False discovery and multiple test

#1
I'm reading about the familywise error rate here and trying to put it into perspective. According to this, we calculate FWER = 1 - (1 - alpha)^n. In their example n=10, and with alpha .05, they say this gives 40.1% chance of a type 1 error. Is this practically saying that if i run a study and make 10 comparisons, the probability that an significant result (if one is observed!) is false is 40%? In other words, given that I see any significant, there is a 40% chance that this is false.? So what if I see 4 significant here? It's says approximately ~1.6 of those is false? I think i am right but want to be sure.
 

Dason

Ambassador to the humans
#2
What it's saying is that even if all of the tests are such that the null hypothesis is actually true that there is a 40% that you will get at least one test coming out as significant. It doesn't say anything about the probability that a discovery is actually false or true or anything like that.
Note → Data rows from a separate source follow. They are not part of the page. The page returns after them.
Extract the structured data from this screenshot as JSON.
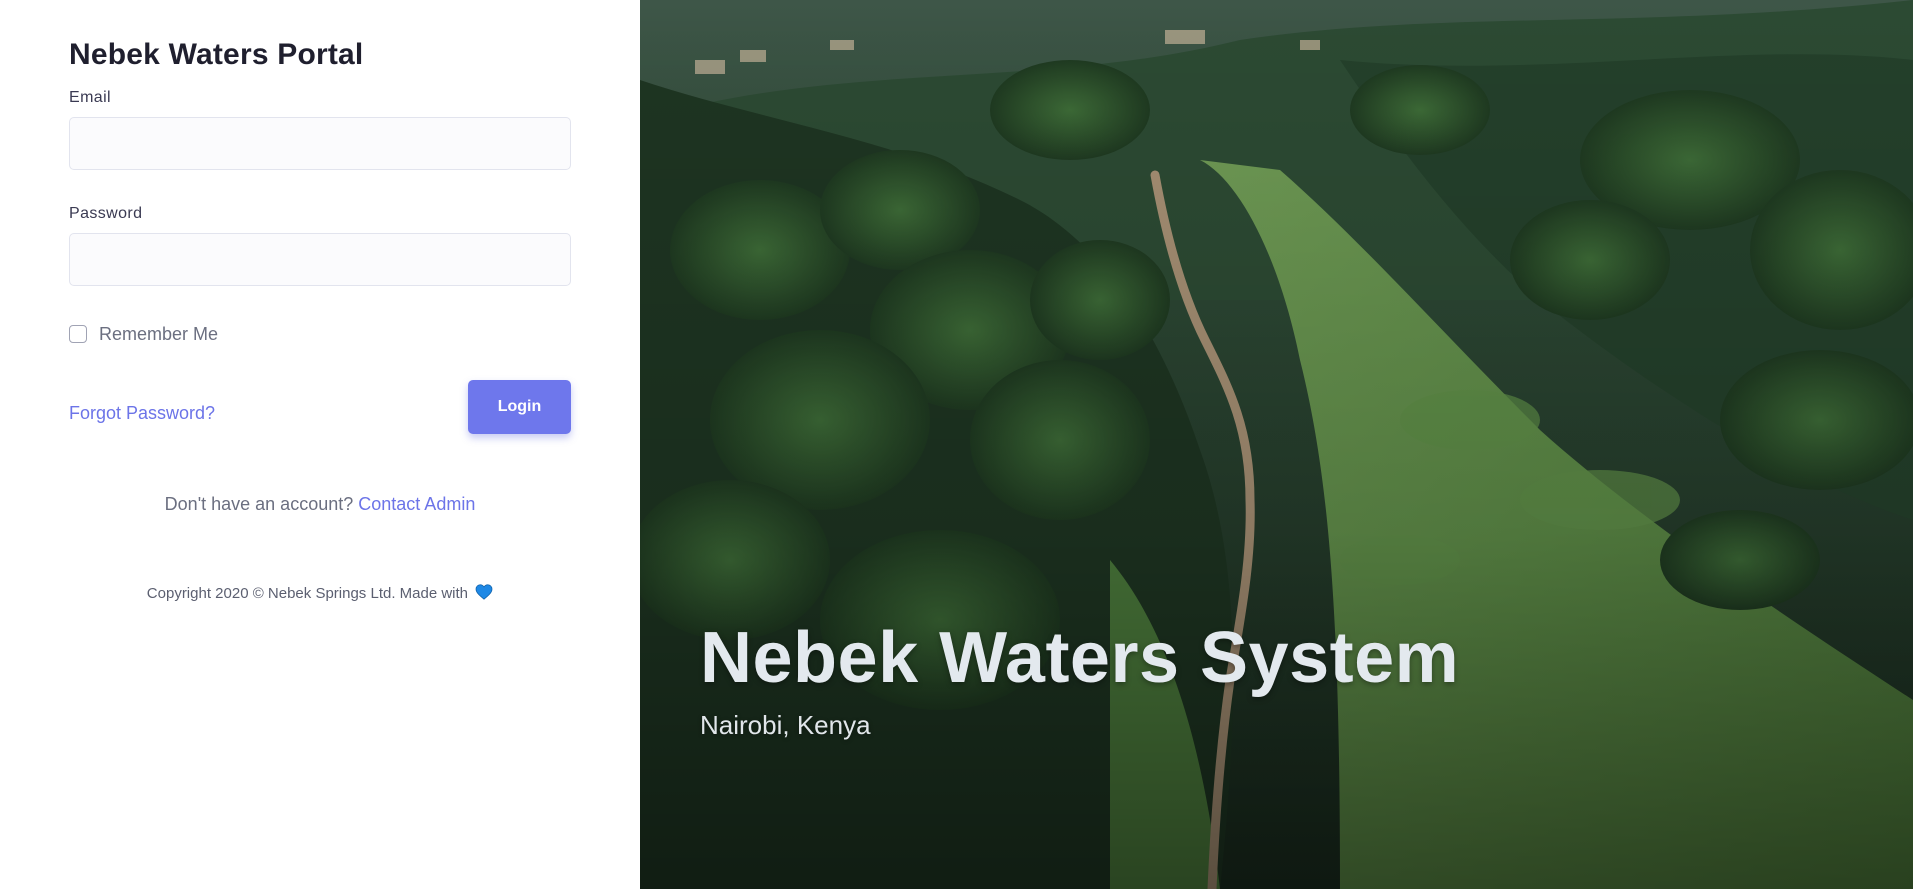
{
  "login": {
    "title": "Nebek Waters Portal",
    "email_label": "Email",
    "email_value": "",
    "password_label": "Password",
    "password_value": "",
    "remember_label": "Remember Me",
    "remember_checked": false,
    "forgot_link": "Forgot Password?",
    "login_button": "Login",
    "signup_prompt": "Don't have an account?",
    "contact_link": "Contact Admin",
    "copyright": "Copyright 2020 © Nebek Springs Ltd. Made with",
    "heart_icon": "blue-heart-icon"
  },
  "hero": {
    "title": "Nebek Waters System",
    "subtitle": "Nairobi, Kenya",
    "image": "aerial-forest-ridge-path-photo"
  },
  "colors": {
    "accent": "#6e77ec",
    "link": "#6c74e8",
    "heart": "#1e88e5"
  }
}
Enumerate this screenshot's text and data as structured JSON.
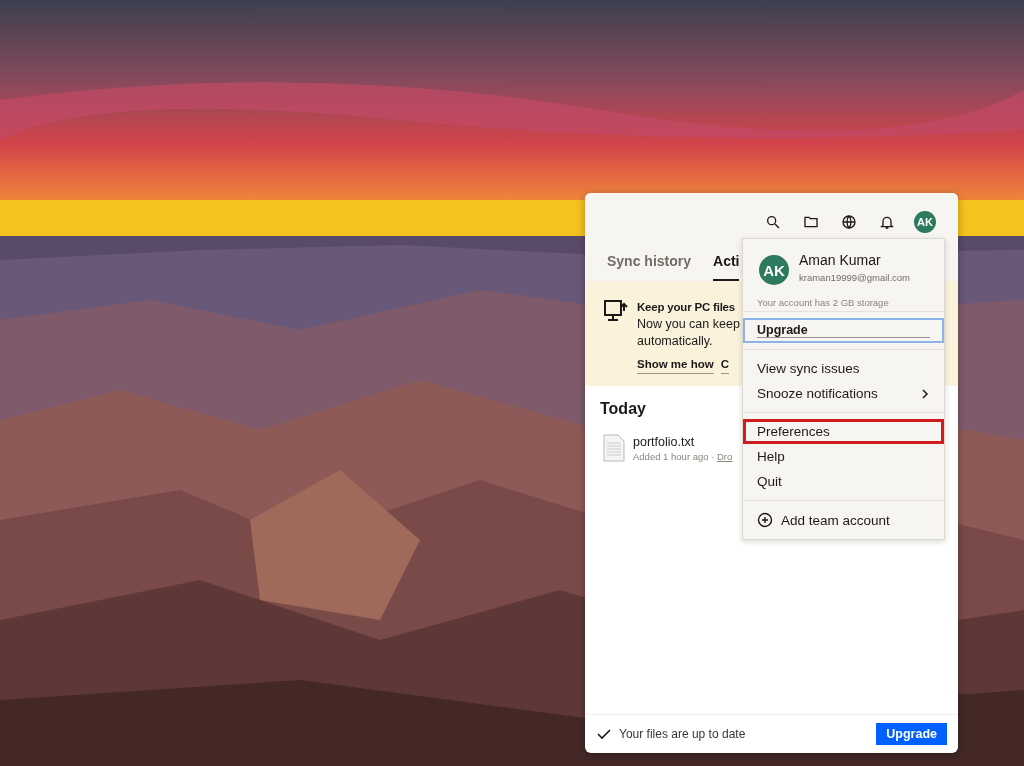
{
  "panel": {
    "toolbar": [
      {
        "kind": "search"
      },
      {
        "kind": "folder"
      },
      {
        "kind": "globe"
      },
      {
        "kind": "bell"
      },
      {
        "kind": "avatar",
        "label": "AK"
      }
    ],
    "tabs": [
      {
        "label": "Sync history",
        "selected": false
      },
      {
        "label": "Acti",
        "selected": true
      }
    ],
    "banner": {
      "title": "Keep your PC files",
      "body": [
        "Now you can keep",
        "automatically."
      ],
      "links": [
        "Show me how",
        "C"
      ]
    },
    "section": "Today",
    "files": [
      {
        "name": "portfolio.txt",
        "meta": "Added 1 hour ago · ",
        "link": "Dro"
      }
    ],
    "status": "Your files are up to date",
    "upgrade_button": "Upgrade"
  },
  "menu": {
    "avatar": "AK",
    "name": "Aman Kumar",
    "email": "kraman19999@gmail.com",
    "storage": "Your account has 2 GB storage",
    "groups": [
      [
        {
          "label": "Upgrade",
          "kind": "upgrade",
          "focused": true,
          "highlighted": false
        }
      ],
      [
        {
          "label": "View sync issues",
          "kind": "plain",
          "focused": false,
          "highlighted": false
        },
        {
          "label": "Snooze notifications",
          "kind": "submenu",
          "focused": false,
          "highlighted": false
        }
      ],
      [
        {
          "label": "Preferences",
          "kind": "plain",
          "focused": false,
          "highlighted": true
        },
        {
          "label": "Help",
          "kind": "plain",
          "focused": false,
          "highlighted": false
        },
        {
          "label": "Quit",
          "kind": "plain",
          "focused": false,
          "highlighted": false
        }
      ],
      [
        {
          "label": "Add team account",
          "kind": "add",
          "focused": false,
          "highlighted": false
        }
      ]
    ]
  }
}
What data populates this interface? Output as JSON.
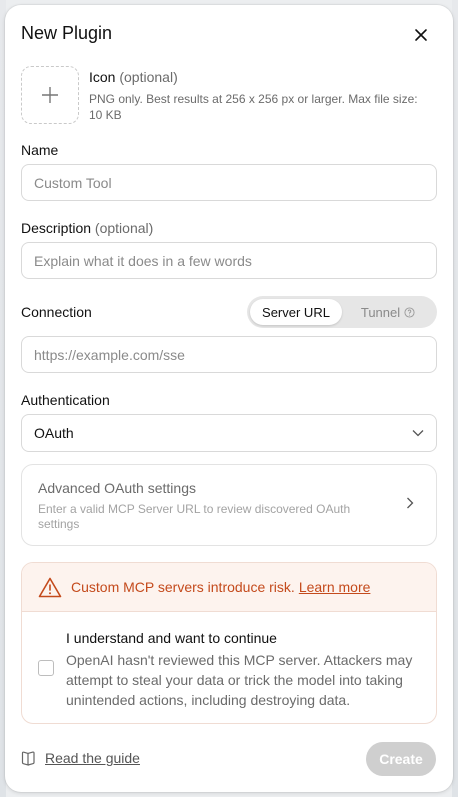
{
  "dialog": {
    "title": "New Plugin"
  },
  "icon_field": {
    "label": "Icon",
    "optional": "(optional)",
    "help": "PNG only. Best results at 256 x 256 px or larger. Max file size: 10 KB"
  },
  "name_field": {
    "label": "Name",
    "placeholder": "Custom Tool",
    "value": ""
  },
  "description_field": {
    "label": "Description",
    "optional": "(optional)",
    "placeholder": "Explain what it does in a few words",
    "value": ""
  },
  "connection": {
    "label": "Connection",
    "options": [
      "Server URL",
      "Tunnel"
    ],
    "selected": "Server URL",
    "url_placeholder": "https://example.com/sse",
    "url_value": ""
  },
  "authentication": {
    "label": "Authentication",
    "selected": "OAuth"
  },
  "advanced_oauth": {
    "title": "Advanced OAuth settings",
    "description": "Enter a valid MCP Server URL to review discovered OAuth settings"
  },
  "risk": {
    "warning": "Custom MCP servers introduce risk.",
    "link": "Learn more",
    "ack_title": "I understand and want to continue",
    "ack_desc": "OpenAI hasn't reviewed this MCP server. Attackers may attempt to steal your data or trick the model into taking unintended actions, including destroying data.",
    "checked": false
  },
  "footer": {
    "guide_link": "Read the guide",
    "create_label": "Create"
  },
  "colors": {
    "warning": "#c44a1c",
    "warning_bg": "#fdf3ee",
    "disabled_button": "#cfcfcf"
  }
}
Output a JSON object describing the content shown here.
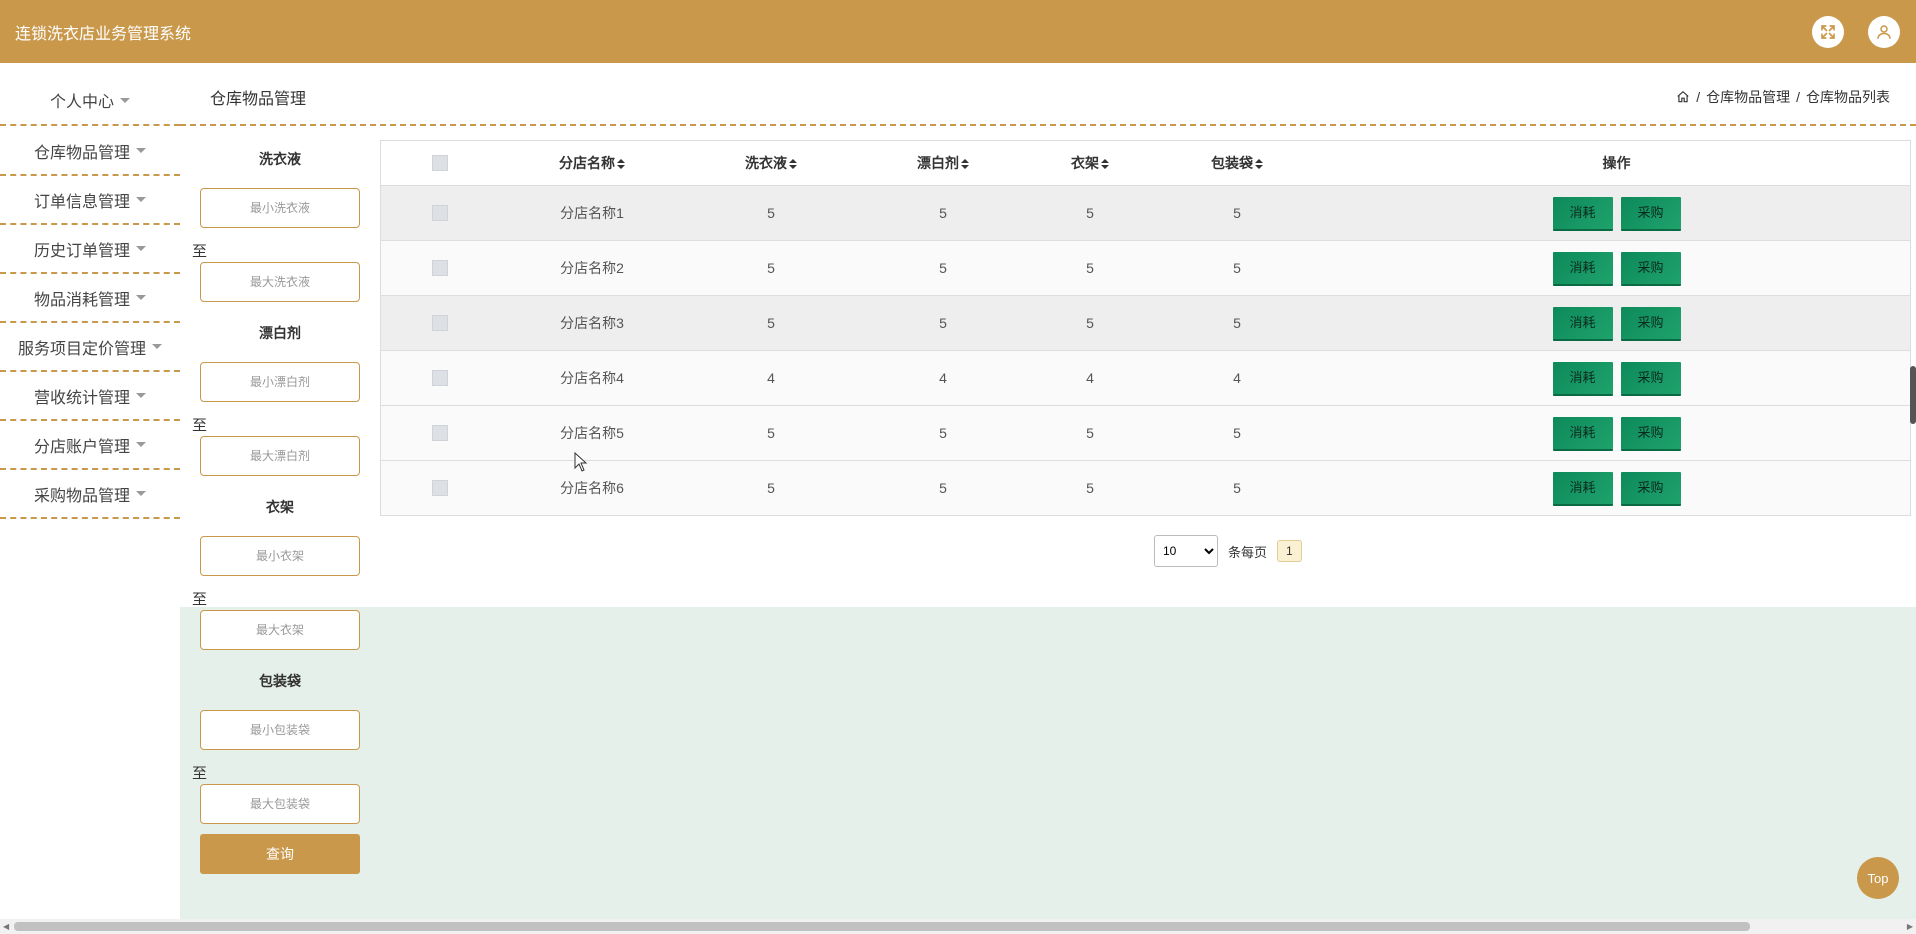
{
  "app": {
    "title": "连锁洗衣店业务管理系统"
  },
  "header_icons": [
    "fullscreen-icon",
    "user-icon"
  ],
  "sidebar": {
    "items": [
      {
        "label": "个人中心"
      },
      {
        "label": "仓库物品管理"
      },
      {
        "label": "订单信息管理"
      },
      {
        "label": "历史订单管理"
      },
      {
        "label": "物品消耗管理"
      },
      {
        "label": "服务项目定价管理"
      },
      {
        "label": "营收统计管理"
      },
      {
        "label": "分店账户管理"
      },
      {
        "label": "采购物品管理"
      }
    ]
  },
  "page": {
    "title": "仓库物品管理",
    "breadcrumb": [
      "仓库物品管理",
      "仓库物品列表"
    ],
    "breadcrumb_sep": "/"
  },
  "filters": {
    "to_label": "至",
    "groups": [
      {
        "label": "洗衣液",
        "min_placeholder": "最小洗衣液",
        "max_placeholder": "最大洗衣液"
      },
      {
        "label": "漂白剂",
        "min_placeholder": "最小漂白剂",
        "max_placeholder": "最大漂白剂"
      },
      {
        "label": "衣架",
        "min_placeholder": "最小衣架",
        "max_placeholder": "最大衣架"
      },
      {
        "label": "包装袋",
        "min_placeholder": "最小包装袋",
        "max_placeholder": "最大包装袋"
      }
    ],
    "query_label": "查询"
  },
  "table": {
    "headers": [
      "分店名称",
      "洗衣液",
      "漂白剂",
      "衣架",
      "包装袋",
      "操作"
    ],
    "rows": [
      [
        "分店名称1",
        "5",
        "5",
        "5",
        "5"
      ],
      [
        "分店名称2",
        "5",
        "5",
        "5",
        "5"
      ],
      [
        "分店名称3",
        "5",
        "5",
        "5",
        "5"
      ],
      [
        "分店名称4",
        "4",
        "4",
        "4",
        "4"
      ],
      [
        "分店名称5",
        "5",
        "5",
        "5",
        "5"
      ],
      [
        "分店名称6",
        "5",
        "5",
        "5",
        "5"
      ]
    ],
    "actions": [
      "消耗",
      "采购"
    ]
  },
  "pagination": {
    "page_size": "10",
    "page_size_options": [
      "10"
    ],
    "per_page_label": "条每页",
    "current_page": "1"
  },
  "top_button": "Top",
  "colors": {
    "brand": "#c9984b",
    "action": "#0d8a5a",
    "panel": "#e6f0ea"
  }
}
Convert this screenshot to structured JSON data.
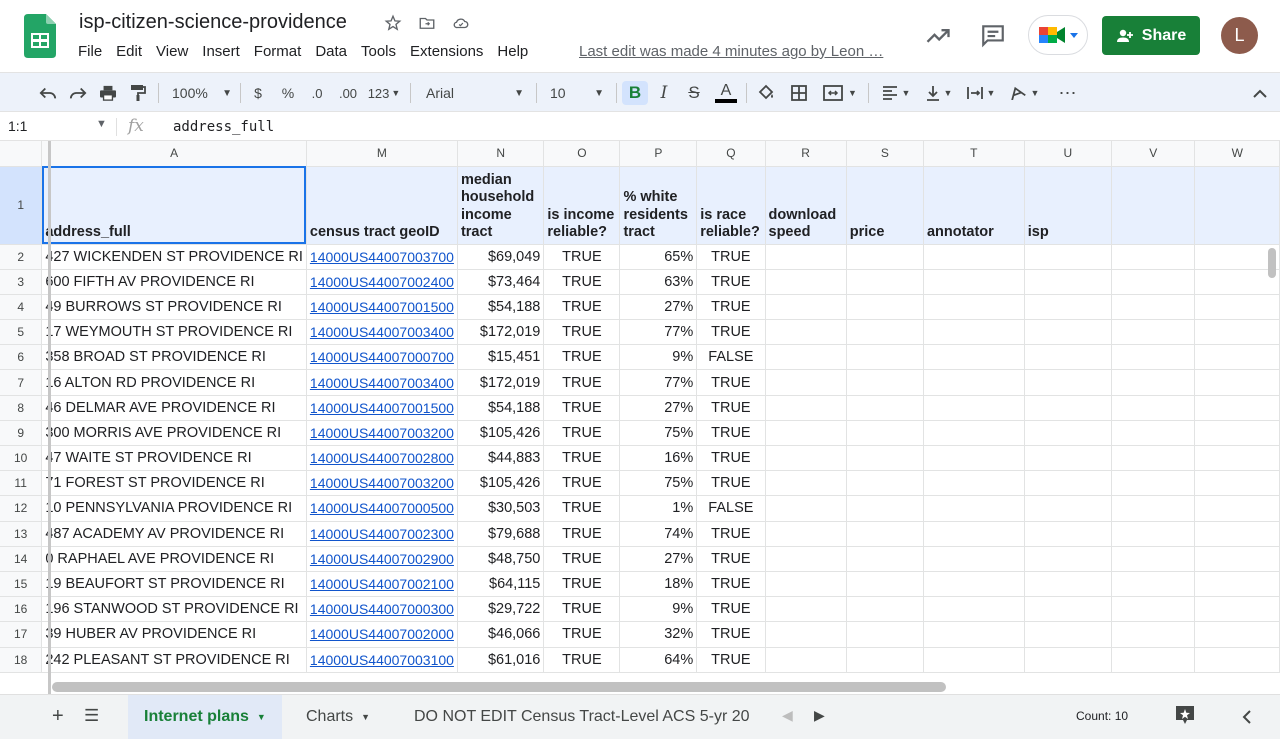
{
  "doc": {
    "title": "isp-citizen-science-providence",
    "last_edit": "Last edit was made 4 minutes ago by Leon …"
  },
  "menu": [
    "File",
    "Edit",
    "View",
    "Insert",
    "Format",
    "Data",
    "Tools",
    "Extensions",
    "Help"
  ],
  "share_label": "Share",
  "avatar_initial": "L",
  "toolbar": {
    "zoom": "100%",
    "currency": "$",
    "percent": "%",
    "dec_decrease": ".0",
    "dec_increase": ".00",
    "more_formats": "123",
    "font": "Arial",
    "font_size": "10",
    "bold": "B",
    "italic": "I",
    "strike": "S",
    "text_color": "A"
  },
  "formula_bar": {
    "namebox": "1:1",
    "fx": "fx",
    "value": "address_full"
  },
  "columns": [
    "A",
    "M",
    "N",
    "O",
    "P",
    "Q",
    "R",
    "S",
    "T",
    "U",
    "V",
    "W"
  ],
  "header_row": {
    "num": "1",
    "cells": [
      "address_full",
      "census tract geoID",
      "median household income tract",
      "is income reliable?",
      "% white residents tract",
      "is race reliable?",
      "download speed",
      "price",
      "annotator",
      "isp",
      "",
      ""
    ]
  },
  "rows": [
    {
      "num": "2",
      "address": "427 WICKENDEN ST PROVIDENCE RI",
      "geoid": "14000US44007003700",
      "income": "$69,049",
      "inc_rel": "TRUE",
      "white": "65%",
      "race_rel": "TRUE"
    },
    {
      "num": "3",
      "address": "600 FIFTH AV PROVIDENCE RI",
      "geoid": "14000US44007002400",
      "income": "$73,464",
      "inc_rel": "TRUE",
      "white": "63%",
      "race_rel": "TRUE"
    },
    {
      "num": "4",
      "address": "49 BURROWS ST PROVIDENCE RI",
      "geoid": "14000US44007001500",
      "income": "$54,188",
      "inc_rel": "TRUE",
      "white": "27%",
      "race_rel": "TRUE"
    },
    {
      "num": "5",
      "address": "17 WEYMOUTH ST PROVIDENCE RI",
      "geoid": "14000US44007003400",
      "income": "$172,019",
      "inc_rel": "TRUE",
      "white": "77%",
      "race_rel": "TRUE"
    },
    {
      "num": "6",
      "address": "358 BROAD ST PROVIDENCE RI",
      "geoid": "14000US44007000700",
      "income": "$15,451",
      "inc_rel": "TRUE",
      "white": "9%",
      "race_rel": "FALSE"
    },
    {
      "num": "7",
      "address": "16 ALTON RD PROVIDENCE RI",
      "geoid": "14000US44007003400",
      "income": "$172,019",
      "inc_rel": "TRUE",
      "white": "77%",
      "race_rel": "TRUE"
    },
    {
      "num": "8",
      "address": "46 DELMAR AVE PROVIDENCE RI",
      "geoid": "14000US44007001500",
      "income": "$54,188",
      "inc_rel": "TRUE",
      "white": "27%",
      "race_rel": "TRUE"
    },
    {
      "num": "9",
      "address": "300 MORRIS AVE PROVIDENCE RI",
      "geoid": "14000US44007003200",
      "income": "$105,426",
      "inc_rel": "TRUE",
      "white": "75%",
      "race_rel": "TRUE"
    },
    {
      "num": "10",
      "address": "47 WAITE ST PROVIDENCE RI",
      "geoid": "14000US44007002800",
      "income": "$44,883",
      "inc_rel": "TRUE",
      "white": "16%",
      "race_rel": "TRUE"
    },
    {
      "num": "11",
      "address": "71 FOREST ST PROVIDENCE RI",
      "geoid": "14000US44007003200",
      "income": "$105,426",
      "inc_rel": "TRUE",
      "white": "75%",
      "race_rel": "TRUE"
    },
    {
      "num": "12",
      "address": "10 PENNSYLVANIA PROVIDENCE RI",
      "geoid": "14000US44007000500",
      "income": "$30,503",
      "inc_rel": "TRUE",
      "white": "1%",
      "race_rel": "FALSE"
    },
    {
      "num": "13",
      "address": "487 ACADEMY AV PROVIDENCE RI",
      "geoid": "14000US44007002300",
      "income": "$79,688",
      "inc_rel": "TRUE",
      "white": "74%",
      "race_rel": "TRUE"
    },
    {
      "num": "14",
      "address": "0 RAPHAEL AVE PROVIDENCE RI",
      "geoid": "14000US44007002900",
      "income": "$48,750",
      "inc_rel": "TRUE",
      "white": "27%",
      "race_rel": "TRUE"
    },
    {
      "num": "15",
      "address": "19 BEAUFORT ST PROVIDENCE RI",
      "geoid": "14000US44007002100",
      "income": "$64,115",
      "inc_rel": "TRUE",
      "white": "18%",
      "race_rel": "TRUE"
    },
    {
      "num": "16",
      "address": "196 STANWOOD ST PROVIDENCE RI",
      "geoid": "14000US44007000300",
      "income": "$29,722",
      "inc_rel": "TRUE",
      "white": "9%",
      "race_rel": "TRUE"
    },
    {
      "num": "17",
      "address": "39 HUBER AV PROVIDENCE RI",
      "geoid": "14000US44007002000",
      "income": "$46,066",
      "inc_rel": "TRUE",
      "white": "32%",
      "race_rel": "TRUE"
    },
    {
      "num": "18",
      "address": "242 PLEASANT ST PROVIDENCE RI",
      "geoid": "14000US44007003100",
      "income": "$61,016",
      "inc_rel": "TRUE",
      "white": "64%",
      "race_rel": "TRUE"
    }
  ],
  "sheets": [
    {
      "label": "Internet plans",
      "active": true
    },
    {
      "label": "Charts",
      "active": false
    },
    {
      "label": "DO NOT EDIT Census Tract-Level ACS 5-yr 20",
      "active": false
    }
  ],
  "status": {
    "count": "Count: 10"
  },
  "colors": {
    "accent": "#188038",
    "selection": "#1a73e8",
    "link": "#1155cc"
  }
}
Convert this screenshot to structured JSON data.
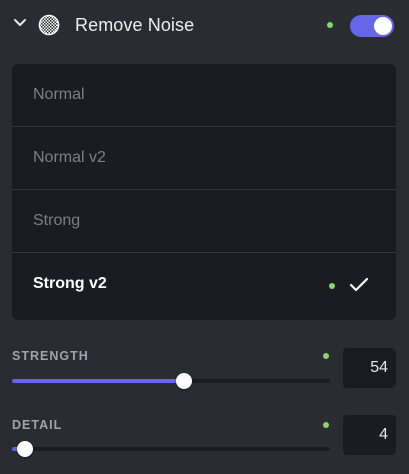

Just that if all the tests are actually null we still have a 40% to get at least one significant result.
 
#3
What it's saying is that even if all of the tests are such that the null hypothesis is actually true that there is a 40% that you will get at least one test coming out as significant. It doesn't say anything about the probability that a discovery is actually false or true or anything like that. Just that if all the tests are actually null we still have a 40% to get at least one significant result.
I see, so it is more something you say prior to running the testing?

But then I'm having some problem understanding how we might interpret the situation when we do observe (e.g. 4) significant results. What would be the interpretation in that case?